= Beginning of Section =

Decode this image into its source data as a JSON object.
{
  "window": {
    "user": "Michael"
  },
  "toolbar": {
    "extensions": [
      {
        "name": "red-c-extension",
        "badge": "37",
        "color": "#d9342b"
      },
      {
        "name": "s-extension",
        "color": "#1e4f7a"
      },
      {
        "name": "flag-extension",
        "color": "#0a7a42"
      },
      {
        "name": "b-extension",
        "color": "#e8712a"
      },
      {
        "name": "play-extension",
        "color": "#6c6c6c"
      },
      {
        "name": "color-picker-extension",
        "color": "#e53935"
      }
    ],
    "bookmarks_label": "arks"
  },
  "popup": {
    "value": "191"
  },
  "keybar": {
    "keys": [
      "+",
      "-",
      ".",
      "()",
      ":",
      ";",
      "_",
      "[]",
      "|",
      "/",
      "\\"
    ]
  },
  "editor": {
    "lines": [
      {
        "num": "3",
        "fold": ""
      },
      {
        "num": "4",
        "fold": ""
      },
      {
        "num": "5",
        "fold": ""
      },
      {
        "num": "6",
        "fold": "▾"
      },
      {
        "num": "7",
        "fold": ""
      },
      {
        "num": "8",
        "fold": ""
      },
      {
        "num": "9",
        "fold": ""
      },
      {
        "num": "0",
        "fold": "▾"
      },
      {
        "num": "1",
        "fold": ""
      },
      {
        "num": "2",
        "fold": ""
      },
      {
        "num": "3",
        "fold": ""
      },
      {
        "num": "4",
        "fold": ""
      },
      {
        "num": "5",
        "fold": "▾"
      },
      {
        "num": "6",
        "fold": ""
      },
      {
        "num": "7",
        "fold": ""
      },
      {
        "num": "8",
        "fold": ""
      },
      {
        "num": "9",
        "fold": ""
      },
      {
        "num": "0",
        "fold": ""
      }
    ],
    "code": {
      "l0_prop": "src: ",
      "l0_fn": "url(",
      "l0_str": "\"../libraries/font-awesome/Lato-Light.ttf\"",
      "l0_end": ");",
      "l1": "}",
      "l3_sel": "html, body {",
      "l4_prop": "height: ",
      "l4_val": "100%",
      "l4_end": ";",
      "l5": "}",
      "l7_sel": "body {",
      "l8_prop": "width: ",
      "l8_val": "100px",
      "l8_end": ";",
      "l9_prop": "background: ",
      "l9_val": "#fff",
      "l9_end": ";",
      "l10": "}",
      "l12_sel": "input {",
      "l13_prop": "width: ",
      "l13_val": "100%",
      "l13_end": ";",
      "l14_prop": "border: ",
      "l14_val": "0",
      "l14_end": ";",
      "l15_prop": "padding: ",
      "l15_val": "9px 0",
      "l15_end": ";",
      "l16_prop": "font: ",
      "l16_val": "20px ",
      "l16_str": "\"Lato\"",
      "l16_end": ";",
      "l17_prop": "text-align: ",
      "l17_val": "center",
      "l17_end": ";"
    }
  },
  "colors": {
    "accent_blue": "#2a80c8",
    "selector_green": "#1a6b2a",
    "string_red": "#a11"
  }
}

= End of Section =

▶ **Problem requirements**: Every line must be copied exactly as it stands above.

▶ **Response**:
Decode this image into its source data as a JSON object.
{
  "window": {
    "user": "Michael"
  },
  "toolbar": {
    "extensions": [
      {
        "name": "red-c-extension",
        "badge": "37",
        "color": "#d9342b"
      },
      {
        "name": "s-extension",
        "color": "#1e4f7a"
      },
      {
        "name": "flag-extension",
        "color": "#0a7a42"
      },
      {
        "name": "b-extension",
        "color": "#e8712a"
      },
      {
        "name": "play-extension",
        "color": "#6c6c6c"
      },
      {
        "name": "color-picker-extension",
        "color": "#e53935"
      }
    ],
    "bookmarks_label": "arks"
  },
  "popup": {
    "value": "191"
  },
  "keybar": {
    "keys": [
      "+",
      "-",
      ".",
      "()",
      ":",
      ";",
      "_",
      "[]",
      "|",
      "/",
      "\\"
    ]
  },
  "editor": {
    "lines": [
      {
        "num": "3",
        "fold": ""
      },
      {
        "num": "4",
        "fold": ""
      },
      {
        "num": "5",
        "fold": ""
      },
      {
        "num": "6",
        "fold": "▾"
      },
      {
        "num": "7",
        "fold": ""
      },
      {
        "num": "8",
        "fold": ""
      },
      {
        "num": "9",
        "fold": ""
      },
      {
        "num": "0",
        "fold": "▾"
      },
      {
        "num": "1",
        "fold": ""
      },
      {
        "num": "2",
        "fold": ""
      },
      {
        "num": "3",
        "fold": ""
      },
      {
        "num": "4",
        "fold": ""
      },
      {
        "num": "5",
        "fold": "▾"
      },
      {
        "num": "6",
        "fold": ""
      },
      {
        "num": "7",
        "fold": ""
      },
      {
        "num": "8",
        "fold": ""
      },
      {
        "num": "9",
        "fold": ""
      },
      {
        "num": "0",
        "fold": ""
      }
    ],
    "code": {
      "l0_prop": "src: ",
      "l0_fn": "url(",
      "l0_str": "\"../libraries/font-awesome/Lato-Light.ttf\"",
      "l0_end": ");",
      "l1": "}",
      "l3_sel": "html, body {",
      "l4_prop": "height: ",
      "l4_val": "100%",
      "l4_end": ";",
      "l5": "}",
      "l7_sel": "body {",
      "l8_prop": "width: ",
      "l8_val": "100px",
      "l8_end": ";",
      "l9_prop": "background: ",
      "l9_val": "#fff",
      "l9_end": ";",
      "l10": "}",
      "l12_sel": "input {",
      "l13_prop": "width: ",
      "l13_val": "100%",
      "l13_end": ";",
      "l14_prop": "border: ",
      "l14_val": "0",
      "l14_end": ";",
      "l15_prop": "padding: ",
      "l15_val": "9px 0",
      "l15_end": ";",
      "l16_prop": "font: ",
      "l16_val": "20px ",
      "l16_str": "\"Lato\"",
      "l16_end": ";",
      "l17_prop": "text-align: ",
      "l17_val": "center",
      "l17_end": ";"
    }
  },
  "colors": {
    "accent_blue": "#2a80c8",
    "selector_green": "#1a6b2a",
    "string_red": "#a11"
  }
}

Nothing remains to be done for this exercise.